Kildrummy Castle (13)
This is a photograph of another of the information signs at Kildrummy Castle. The picture shows the great siege of 1306. The besieging army of Edward of Carnarvon can be seen arrayed around the outside of the dry moat (which was 85 feet wide). The tops of the walls and towers have, as was usual in those days, wooden hoardings built on them, from which the outer faces of the walls could be more easily defended by archers and from where projectiles and other forms of nastiness could be dropped on attackers below.
The events which brought the 1306 siege of Kildrummy to a close, are the subject of a well know Scottish tale - a copy of which, published by Fenton Wyness in 1970, it is worth setting out here in full. It is mostly true!
Osbarn the Smith
On the southern slopes of Ben Newe, at a little place called Greenstyle, there lived, nearly 650 years ago (over 700 now!) a family called Osbarn. There were three sons in the family and, as was the custom at that time, each was known by the occupation which he followed. Thus the eldest was known as Osbarn the Smith, for he plied his trade of blacksmith in the district.
The Osbarn family were rather unpopular in the neighbourhood, especially the Smith, but, being a good craftsman, he was always kept busy, for there was much work to be done in those far-off days.
Not many miles from his home stood the great castle of Kildrummy, then at the very height of its fame as one of Scotland’s most formidable strongholds. There was generally a large garrison at the castle, fully armed and horsed, so it was not surprising that Osbarn the Smith obtained the position of blacksmith to the castle. At Kildrummy there was plenty for him to do, for, besides shoeing horses, there were arms to repair, stout hinges and bolts to be made, massive iron yetts to be constructed and farm implements to be made. Many, indeed, envied Osbarn the Snith, for he was well paid for his services and lived in comfort and security within the great fortress.
But Osbarn was not happy. He had one unfortunate weakness – greed. To him, money was the only thing that mattered in the world, and he went to all extremes to increase his wealth. He therefore had no loyalties and no friends.

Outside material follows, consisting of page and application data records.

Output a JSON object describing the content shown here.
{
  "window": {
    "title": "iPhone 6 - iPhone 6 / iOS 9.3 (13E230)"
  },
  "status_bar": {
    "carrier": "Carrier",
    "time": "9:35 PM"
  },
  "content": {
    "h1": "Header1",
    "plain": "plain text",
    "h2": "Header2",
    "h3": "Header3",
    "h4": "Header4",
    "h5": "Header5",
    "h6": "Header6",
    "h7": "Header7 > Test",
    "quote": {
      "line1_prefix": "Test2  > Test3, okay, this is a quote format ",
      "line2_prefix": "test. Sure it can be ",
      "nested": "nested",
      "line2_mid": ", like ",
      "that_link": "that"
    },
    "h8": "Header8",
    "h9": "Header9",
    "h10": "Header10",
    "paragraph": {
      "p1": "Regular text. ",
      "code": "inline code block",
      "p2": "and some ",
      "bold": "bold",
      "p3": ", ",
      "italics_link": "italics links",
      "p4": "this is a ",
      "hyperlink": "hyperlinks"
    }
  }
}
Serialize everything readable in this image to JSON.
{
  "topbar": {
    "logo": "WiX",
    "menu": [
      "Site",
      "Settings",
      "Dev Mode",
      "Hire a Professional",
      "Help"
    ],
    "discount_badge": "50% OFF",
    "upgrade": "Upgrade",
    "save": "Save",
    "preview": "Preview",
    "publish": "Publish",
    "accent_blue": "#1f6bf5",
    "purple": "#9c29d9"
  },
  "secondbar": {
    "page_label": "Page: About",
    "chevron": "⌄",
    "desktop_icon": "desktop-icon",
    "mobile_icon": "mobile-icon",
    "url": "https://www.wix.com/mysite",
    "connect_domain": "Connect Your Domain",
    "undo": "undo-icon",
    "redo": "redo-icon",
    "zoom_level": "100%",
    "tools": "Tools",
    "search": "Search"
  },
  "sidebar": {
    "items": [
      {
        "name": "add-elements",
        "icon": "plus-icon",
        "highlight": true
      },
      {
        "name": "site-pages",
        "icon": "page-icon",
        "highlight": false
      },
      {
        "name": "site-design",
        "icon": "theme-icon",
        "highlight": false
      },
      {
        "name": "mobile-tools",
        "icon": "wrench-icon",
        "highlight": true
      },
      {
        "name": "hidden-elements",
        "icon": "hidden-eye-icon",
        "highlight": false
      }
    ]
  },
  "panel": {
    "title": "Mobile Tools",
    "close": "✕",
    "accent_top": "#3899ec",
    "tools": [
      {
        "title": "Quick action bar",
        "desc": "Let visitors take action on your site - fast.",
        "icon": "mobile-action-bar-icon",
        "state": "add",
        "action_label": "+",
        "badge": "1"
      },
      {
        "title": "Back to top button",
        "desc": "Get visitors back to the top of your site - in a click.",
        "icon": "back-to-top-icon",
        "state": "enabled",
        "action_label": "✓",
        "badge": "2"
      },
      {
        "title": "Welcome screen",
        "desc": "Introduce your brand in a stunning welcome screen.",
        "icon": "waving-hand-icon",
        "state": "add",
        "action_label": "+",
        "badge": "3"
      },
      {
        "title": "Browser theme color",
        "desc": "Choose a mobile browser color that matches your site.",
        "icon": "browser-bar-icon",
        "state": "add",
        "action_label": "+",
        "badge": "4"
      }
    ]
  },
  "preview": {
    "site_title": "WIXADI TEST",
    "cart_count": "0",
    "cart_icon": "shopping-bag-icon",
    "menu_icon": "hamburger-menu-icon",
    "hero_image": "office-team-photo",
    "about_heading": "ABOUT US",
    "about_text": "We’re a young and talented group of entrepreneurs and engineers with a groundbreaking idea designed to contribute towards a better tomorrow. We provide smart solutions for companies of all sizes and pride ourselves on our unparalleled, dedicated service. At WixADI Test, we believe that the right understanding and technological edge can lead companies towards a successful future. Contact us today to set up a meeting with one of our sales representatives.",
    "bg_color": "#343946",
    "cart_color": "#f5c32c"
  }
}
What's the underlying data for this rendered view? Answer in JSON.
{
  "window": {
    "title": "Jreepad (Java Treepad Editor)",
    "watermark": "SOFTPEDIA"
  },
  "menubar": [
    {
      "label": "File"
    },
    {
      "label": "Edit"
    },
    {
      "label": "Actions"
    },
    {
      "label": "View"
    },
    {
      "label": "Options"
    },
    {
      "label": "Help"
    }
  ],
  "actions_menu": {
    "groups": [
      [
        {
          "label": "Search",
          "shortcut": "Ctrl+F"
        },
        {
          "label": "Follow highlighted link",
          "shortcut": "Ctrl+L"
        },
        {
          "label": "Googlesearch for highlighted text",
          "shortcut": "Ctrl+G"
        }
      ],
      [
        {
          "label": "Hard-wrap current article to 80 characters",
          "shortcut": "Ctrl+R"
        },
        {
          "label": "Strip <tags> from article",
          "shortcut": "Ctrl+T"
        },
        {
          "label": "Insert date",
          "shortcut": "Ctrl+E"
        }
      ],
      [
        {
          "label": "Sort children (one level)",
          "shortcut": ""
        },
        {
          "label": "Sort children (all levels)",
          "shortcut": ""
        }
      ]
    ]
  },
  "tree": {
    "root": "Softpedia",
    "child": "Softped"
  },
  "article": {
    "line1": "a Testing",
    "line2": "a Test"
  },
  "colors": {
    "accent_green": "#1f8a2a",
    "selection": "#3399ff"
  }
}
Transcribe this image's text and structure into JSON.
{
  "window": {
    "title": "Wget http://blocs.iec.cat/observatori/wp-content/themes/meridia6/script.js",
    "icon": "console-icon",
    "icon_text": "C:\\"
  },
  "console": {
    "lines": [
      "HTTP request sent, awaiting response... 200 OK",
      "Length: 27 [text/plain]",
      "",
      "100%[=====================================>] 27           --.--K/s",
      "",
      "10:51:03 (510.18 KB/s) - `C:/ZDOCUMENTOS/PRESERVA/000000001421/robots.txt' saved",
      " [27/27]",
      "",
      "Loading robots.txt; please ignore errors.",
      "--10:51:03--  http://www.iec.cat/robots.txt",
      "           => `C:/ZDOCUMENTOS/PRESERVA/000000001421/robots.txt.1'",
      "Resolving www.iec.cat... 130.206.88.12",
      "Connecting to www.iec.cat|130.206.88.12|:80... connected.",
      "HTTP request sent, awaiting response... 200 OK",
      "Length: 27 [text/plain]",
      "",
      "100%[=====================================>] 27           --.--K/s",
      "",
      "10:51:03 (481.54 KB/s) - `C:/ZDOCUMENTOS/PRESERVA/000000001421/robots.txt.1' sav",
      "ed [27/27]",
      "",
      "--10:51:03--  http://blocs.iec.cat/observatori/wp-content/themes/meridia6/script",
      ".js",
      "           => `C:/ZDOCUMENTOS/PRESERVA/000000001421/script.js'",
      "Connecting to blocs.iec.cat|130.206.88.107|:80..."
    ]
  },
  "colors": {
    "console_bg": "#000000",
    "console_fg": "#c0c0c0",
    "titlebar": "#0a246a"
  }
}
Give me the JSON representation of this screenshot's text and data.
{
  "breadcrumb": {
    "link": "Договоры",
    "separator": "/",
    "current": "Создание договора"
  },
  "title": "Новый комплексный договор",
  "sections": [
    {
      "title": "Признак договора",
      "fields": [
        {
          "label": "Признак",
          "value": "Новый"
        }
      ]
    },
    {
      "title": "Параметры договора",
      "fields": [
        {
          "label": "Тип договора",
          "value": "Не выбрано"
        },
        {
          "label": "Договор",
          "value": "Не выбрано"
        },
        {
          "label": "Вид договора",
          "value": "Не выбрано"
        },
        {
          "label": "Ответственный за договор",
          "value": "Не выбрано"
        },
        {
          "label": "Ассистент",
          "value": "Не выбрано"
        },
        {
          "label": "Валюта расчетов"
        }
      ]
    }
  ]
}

It was the summer of the year 1306. King Robert the Bruce had been defeated at Methven, near Perth, and had taken to the hills. Eventually he made for Aberdeen, where the queen, his daughter Marjorie and his brother Nigel met him. Others joined the royal party, but the approach of the English drove them to the west, and at Dalty, in Argyll, the king was obliged to withdraw before the superior forces of his bitter enemy, John of Lorn. As the royal ladies could no longer endure the hardships of the campaign, the king sent them to Kildrummy Castle under the escort of his brother Nigel and the Earl of Athol.
There was great rejoicing at Kildrummy when the royal party arrived. In the party were the queen, Marjorie, the king’s sister Marie and his brother Nigel, the Countess of Buchan and the Earl of Athol, together with many knights and ladies of rank. But their rejoicing was short lived. Word reached the castle that Edward of Carnarvon, Prince of Wales, son of the terrible Edward I, was making for the north.
In haste, the queen, with Princess Marjorie and the other ladies, fled north, eventually reaching the sanctuary of St Duthac’s Chapel at Tain, while Nigel Bruce remained at Kildrummy to meet the assault of the English. The castle was prepared for siege. Vast stores of food and munitions of war were collected and stored in the great hall, the wall-heads were manned, the massive studded doors of the gatehouse were barred and bolted, the iron yetts swung into place and padlocked and the drawbridge raised. All was in readiness for the attack.
(Cont. next photo)